You know that old brain teaser where perplexed security guards watch a guy take a wheelbarrow of dirt and rocks from a large construction project every night?
At the end, you find out that the guy is stealing wheelbarrows.
Look beyond the emotionally charged language on both sides of Seattle’s Housing Affordability and Livability Agenda debate regarding neighborhood development (racism! unsustainable density!) to see what the city gets out of the deal: an end to those pesky Environmental Impact Statements (EIS).
You see, it’s not just neighborhoods and developers with skin in the game. Passage of HALA’s Mandatory Housing Affordability Plan, as written, means that the city no longer has to consider development impacts to neighborhoods and the environment.

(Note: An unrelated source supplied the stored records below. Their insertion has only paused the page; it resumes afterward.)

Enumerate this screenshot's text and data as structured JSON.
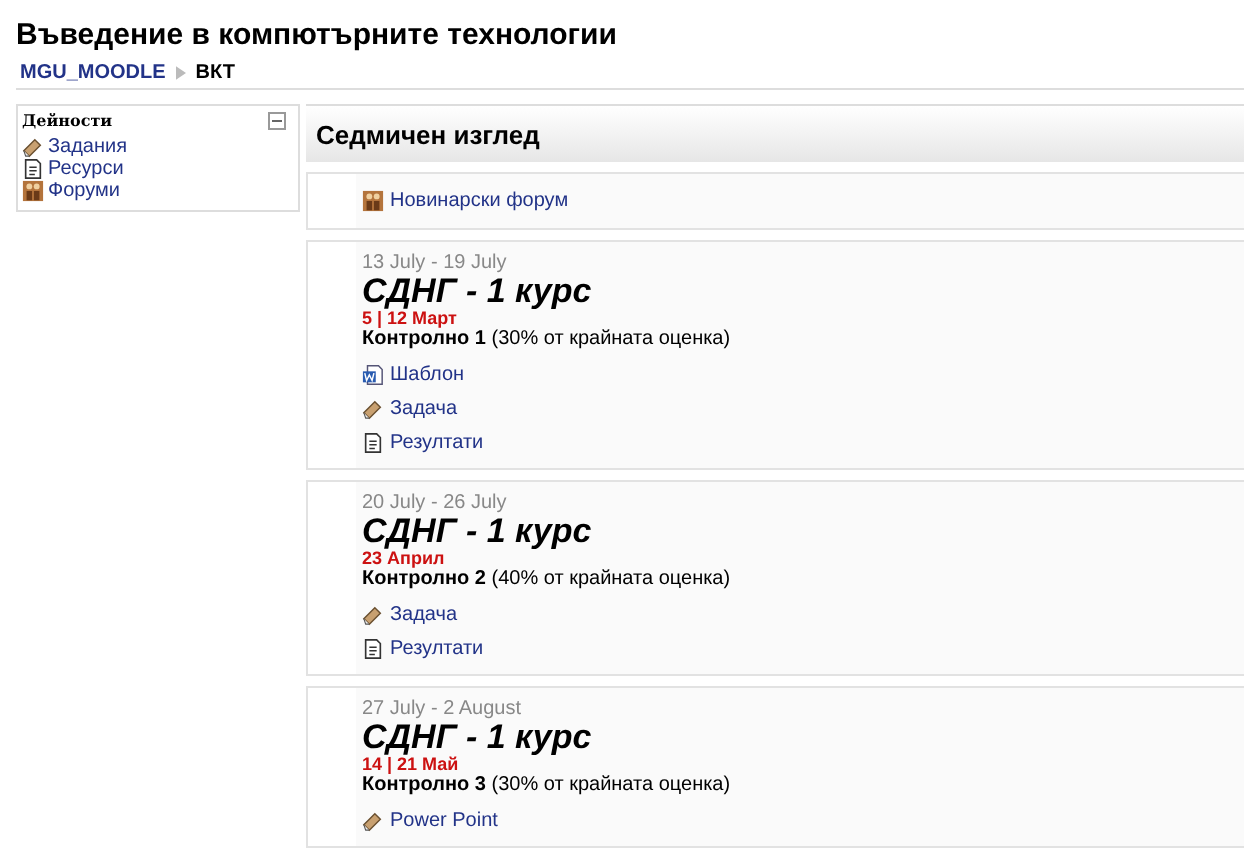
{
  "title": "Въведение в компютърните технологии",
  "breadcrumb": [
    {
      "label": "MGU_MOODLE",
      "link": true
    },
    {
      "label": "ВКТ",
      "link": false
    }
  ],
  "sidebar": {
    "title": "Дейности",
    "items": [
      {
        "label": "Задания",
        "kind": "assignment"
      },
      {
        "label": "Ресурси",
        "kind": "resource"
      },
      {
        "label": "Форуми",
        "kind": "forum"
      }
    ]
  },
  "main": {
    "heading": "Седмичен изглед",
    "news": {
      "label": "Новинарски форум",
      "kind": "forum"
    },
    "weeks": [
      {
        "dates": "13 July - 19 July",
        "title": "СДНГ - 1 курс",
        "date_note": "5 | 12 Март",
        "control": "**Контролно 1** (30% от крайната оценка)",
        "items": [
          {
            "label": "Шаблон",
            "kind": "document"
          },
          {
            "label": "Задача",
            "kind": "assignment"
          },
          {
            "label": "Резултати",
            "kind": "resource"
          }
        ]
      },
      {
        "dates": "20 July - 26 July",
        "title": "СДНГ - 1 курс",
        "date_note": "23 Април",
        "control": "**Контролно 2** (40% от крайната оценка)",
        "items": [
          {
            "label": "Задача",
            "kind": "assignment"
          },
          {
            "label": "Резултати",
            "kind": "resource"
          }
        ]
      },
      {
        "dates": "27 July - 2 August",
        "title": "СДНГ - 1 курс",
        "date_note": "14 | 21 Май",
        "control": "**Контролно 3** (30% от крайната оценка)",
        "items": [
          {
            "label": "Power Point",
            "kind": "assignment"
          }
        ]
      }
    ]
  }
}
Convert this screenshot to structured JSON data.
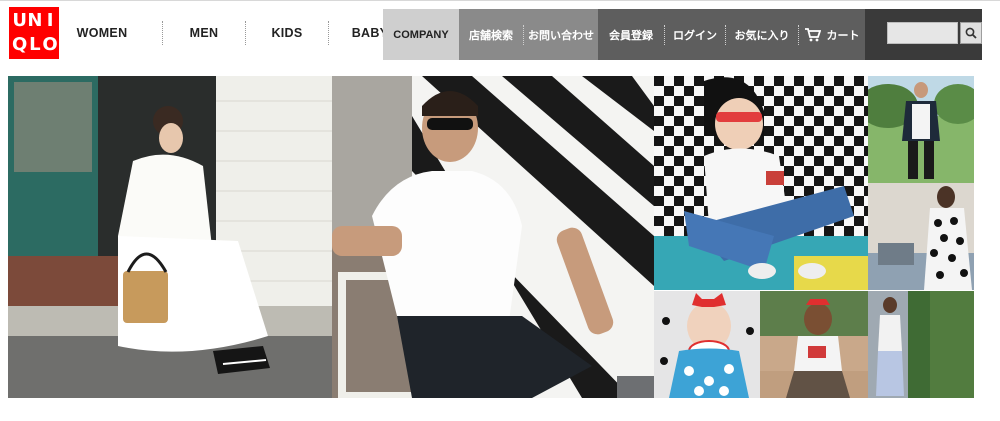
{
  "brand": {
    "logo_letters": [
      "U",
      "N",
      "I",
      "Q",
      "L",
      "O"
    ],
    "color": "#ff0000"
  },
  "main_nav": [
    {
      "label": "WOMEN"
    },
    {
      "label": "MEN"
    },
    {
      "label": "KIDS"
    },
    {
      "label": "BABY"
    }
  ],
  "company_link": "COMPANY",
  "store_links": [
    "店舗検索",
    "お問い合わせ"
  ],
  "account_links": [
    "会員登録",
    "ログイン",
    "お気に入り"
  ],
  "cart": {
    "label": "カート",
    "icon": "cart-icon"
  },
  "search": {
    "value": "",
    "placeholder": "",
    "icon": "search-icon"
  },
  "colors": {
    "company_bg": "#cfcfcf",
    "store_bg": "#8a8a8a",
    "account_bg": "#5e5e5e",
    "search_bg": "#3a3a3a"
  }
}
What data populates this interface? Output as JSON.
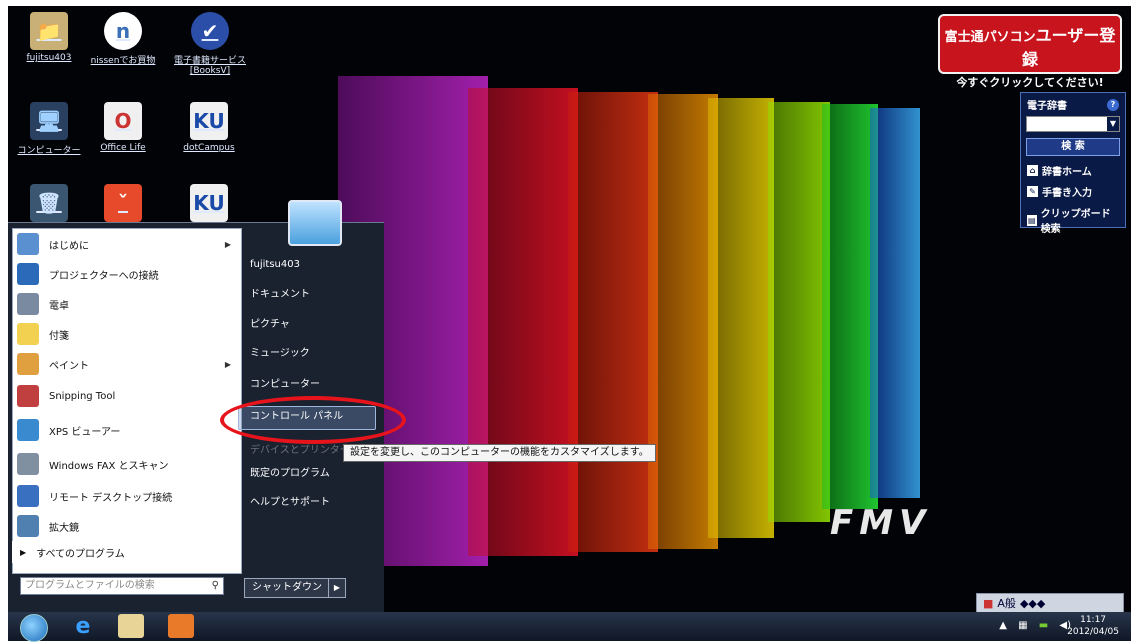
{
  "desktop_icons": [
    {
      "label": "fujitsu403",
      "glyph": "📁",
      "color": "#c9b076"
    },
    {
      "label": "nissenでお買物",
      "glyph": "n",
      "color": "#3b6fb8"
    },
    {
      "label": "電子書籍サービス [BooksV]",
      "glyph": "✔",
      "color": "#2b4fa8"
    },
    {
      "label": "コンピューター",
      "glyph": "🖥",
      "color": "#6aa0d8"
    },
    {
      "label": "Office Life",
      "glyph": "O",
      "color": "#e9e9e9"
    },
    {
      "label": "dotCampus",
      "glyph": "KU",
      "color": "#f0f0f0"
    },
    {
      "label": "",
      "glyph": "🗑",
      "color": "#6a8caf"
    },
    {
      "label": "",
      "glyph": "ˇ",
      "color": "#e64a2a"
    },
    {
      "label": "",
      "glyph": "KU",
      "color": "#f0f0f0"
    }
  ],
  "registration_banner": {
    "line1_prefix": "富士通パソコン",
    "line1_main": "ユーザー登録",
    "line2": "今すぐクリックしてください!"
  },
  "dictionary": {
    "title": "電子辞書",
    "search_label": "検 索",
    "items": [
      "辞書ホーム",
      "手書き入力",
      "クリップボード検索"
    ]
  },
  "fmv_logo": "FMV",
  "start_menu": {
    "programs": [
      {
        "label": "はじめに",
        "has_arrow": true,
        "color": "#5a8fd0"
      },
      {
        "label": "プロジェクターへの接続",
        "has_arrow": false,
        "color": "#2a6ab8"
      },
      {
        "label": "電卓",
        "has_arrow": false,
        "color": "#7a8aa0"
      },
      {
        "label": "付箋",
        "has_arrow": false,
        "color": "#f2d050"
      },
      {
        "label": "ペイント",
        "has_arrow": true,
        "color": "#e0a040"
      },
      {
        "label": "Snipping Tool",
        "has_arrow": false,
        "color": "#c04040"
      },
      {
        "label": "XPS ビューアー",
        "has_arrow": false,
        "color": "#3a8ad0"
      },
      {
        "label": "Windows FAX とスキャン",
        "has_arrow": false,
        "color": "#8090a0"
      },
      {
        "label": "リモート デスクトップ接続",
        "has_arrow": false,
        "color": "#3a70c0"
      },
      {
        "label": "拡大鏡",
        "has_arrow": false,
        "color": "#5080b0"
      }
    ],
    "all_programs": "すべてのプログラム",
    "search_placeholder": "プログラムとファイルの検索",
    "right_items": [
      "fujitsu403",
      "ドキュメント",
      "ピクチャ",
      "ミュージック",
      "コンピューター",
      "コントロール パネル",
      "デバイスとプリンター",
      "既定のプログラム",
      "ヘルプとサポート"
    ],
    "shutdown_label": "シャットダウン",
    "tooltip": "設定を変更し、このコンピューターの機能をカスタマイズします。"
  },
  "language_bar": "A般",
  "clock": {
    "time": "11:17",
    "date": "2012/04/05"
  },
  "colors": {
    "panel_colors": [
      "#c21ec8",
      "#e0143c",
      "#ff2a10",
      "#ff8a00",
      "#ffd400",
      "#9bff00",
      "#18e418",
      "#1a7aff"
    ]
  }
}
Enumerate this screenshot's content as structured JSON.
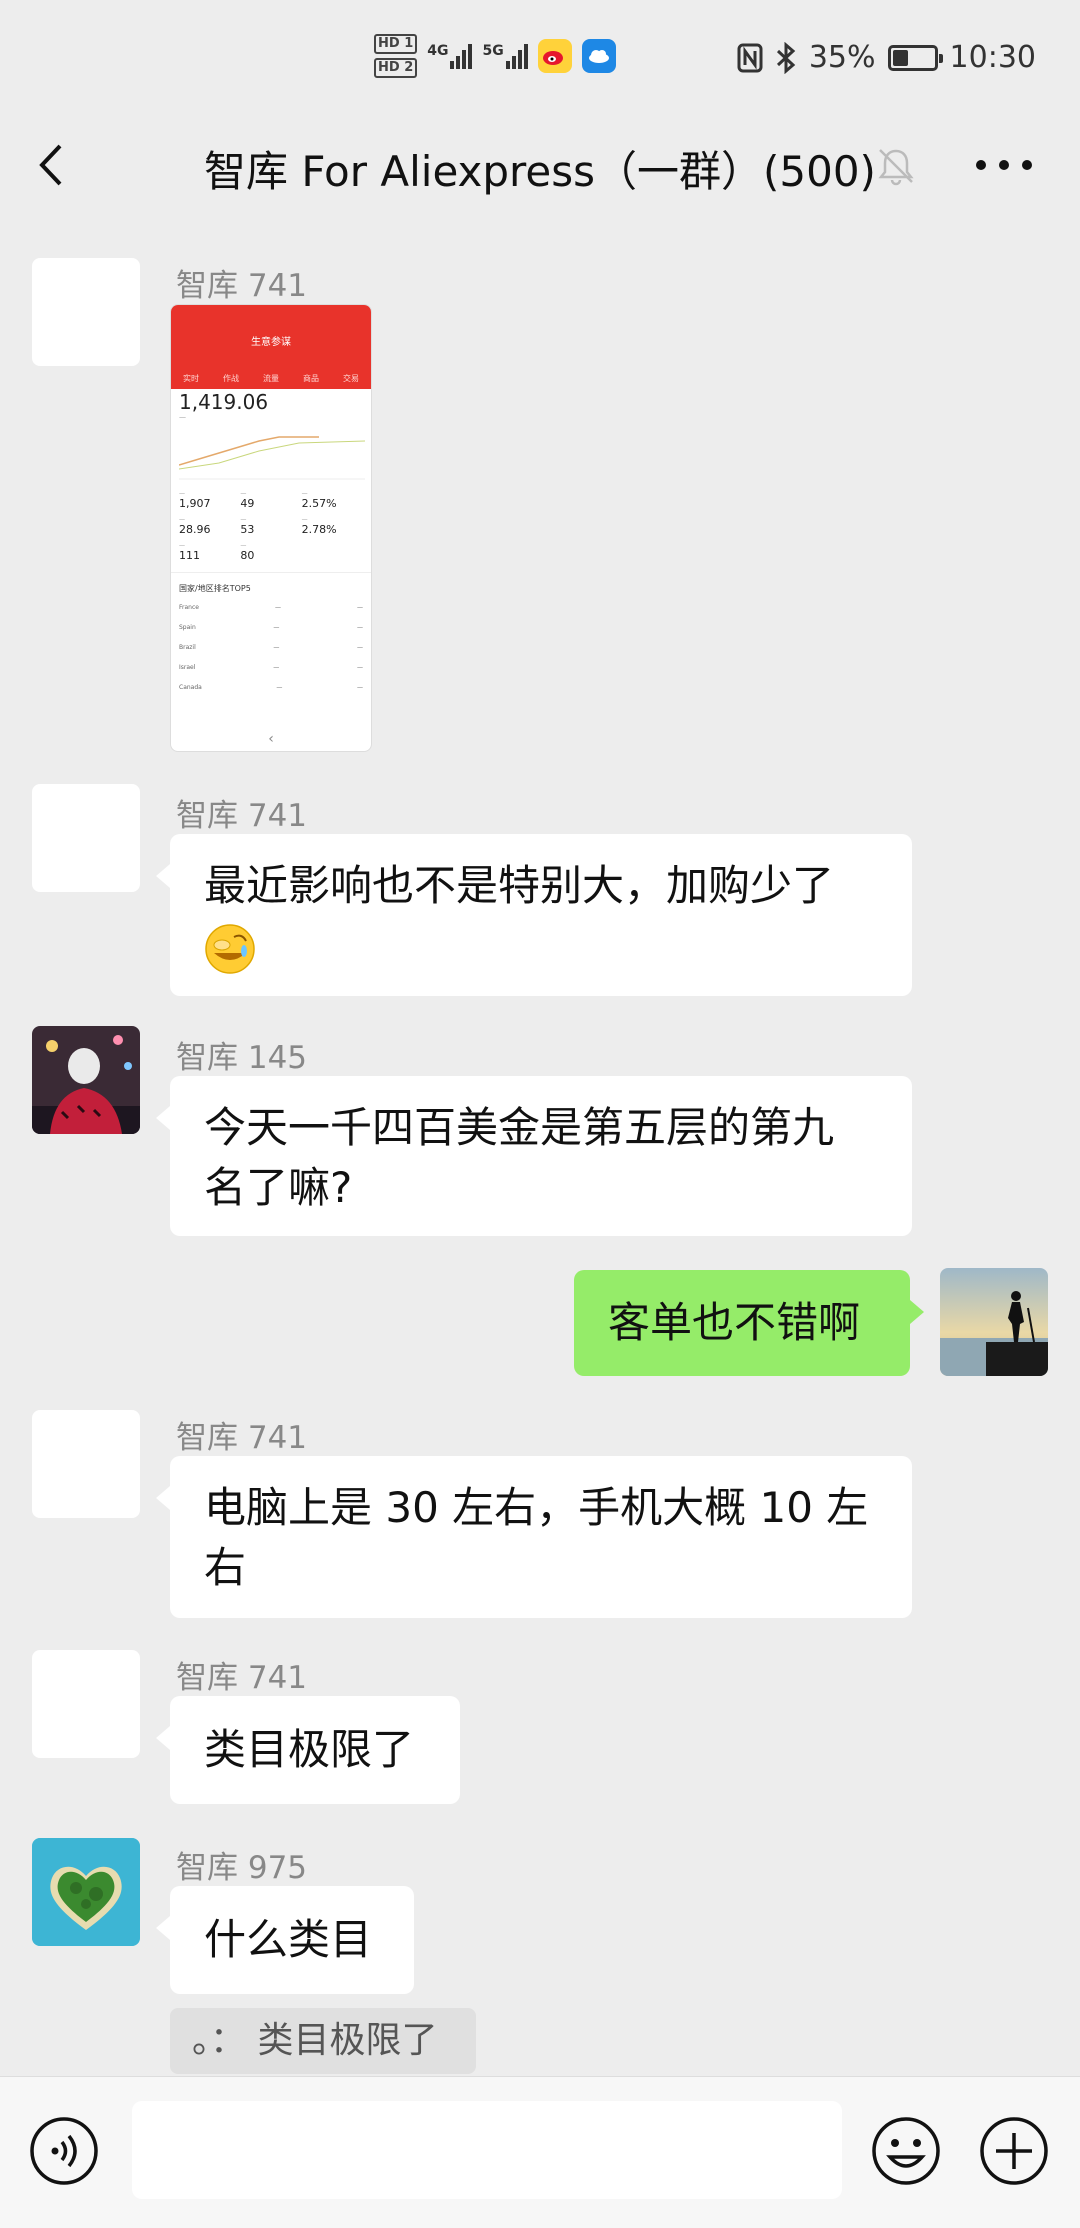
{
  "status_bar": {
    "hd1": "HD 1",
    "hd2": "HD 2",
    "net1": "4G",
    "net2": "5G",
    "battery_percent": "35%",
    "battery_level": 0.35,
    "time": "10:30"
  },
  "title_bar": {
    "title": "智库 For Aliexpress（一群）(500)"
  },
  "messages": [
    {
      "sender": "智库 741",
      "type": "image",
      "thumbnail": {
        "big_value": "1,419.06",
        "metrics": [
          {
            "value": "1,907"
          },
          {
            "value": "49"
          },
          {
            "value": "2.57%"
          },
          {
            "value": "28.96"
          },
          {
            "value": "53"
          },
          {
            "value": "2.78%"
          },
          {
            "value": "111"
          },
          {
            "value": "80"
          }
        ],
        "section_title": "国家/地区排名TOP5",
        "rows": [
          "France",
          "Spain",
          "Brazil",
          "Israel",
          "Canada"
        ]
      }
    },
    {
      "sender": "智库 741",
      "text": "最近影响也不是特别大，加购少了"
    },
    {
      "sender": "智库 145",
      "text_line1": "今天一千四百美金是第五层的第九",
      "text_line2": "名了嘛?"
    },
    {
      "self": true,
      "text": "客单也不错啊"
    },
    {
      "sender": "智库 741",
      "text_line1": "电脑上是 30 左右，手机大概 10 左",
      "text_line2": "右"
    },
    {
      "sender": "智库 741",
      "text": "类目极限了"
    },
    {
      "sender": "智库 975",
      "text": "什么类目"
    }
  ],
  "quote": {
    "text": "。：  类目极限了"
  },
  "colors": {
    "self_bubble": "#95ec69",
    "background": "#ededed"
  },
  "icons": {
    "back": "chevron-left-icon",
    "mute": "bell-off-icon",
    "more": "more-dots-icon",
    "voice": "voice-icon",
    "emoji": "emoji-icon",
    "plus": "plus-icon"
  }
}
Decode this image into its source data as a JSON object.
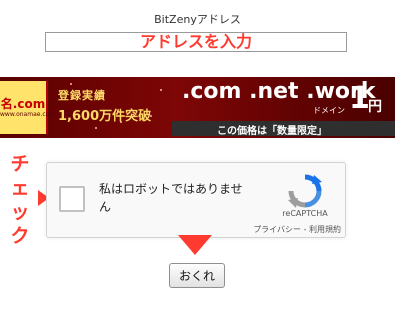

The blanket — and vague — EIS can be used to green light all kinds of projects.
Most Read Opinion Stories
- Gov. Jay Inslee’s 8-second climate debate | Horsey cartoon
- Democratic-debate bingo | Donna F. Edwards / Syndicated columnist
- Don’t go there, Seattle: Electric scooters tied to injuries, fatalities | Op-Ed
- The Times recommends: Vote yes on Seattle 2019 library-levy renewal | Editorial
- Expand ferry service to accommodate Expedia employees in Seattle | Letter to the editor
Bottom line, neighborhoods like Ballard that wanted affordable family housing will see a reduction in affordable housing and more, and denser, market-rate units built without even a cursory study of the mid- and long-term impacts to the environment, transportation, pedestrian safety, sewer capacity, small business, etc.
It’s not what is in the Seattle City Council’s wheelbarrow, it’s what the wheelbarrow is made of.
Tricia McMillan, Seattle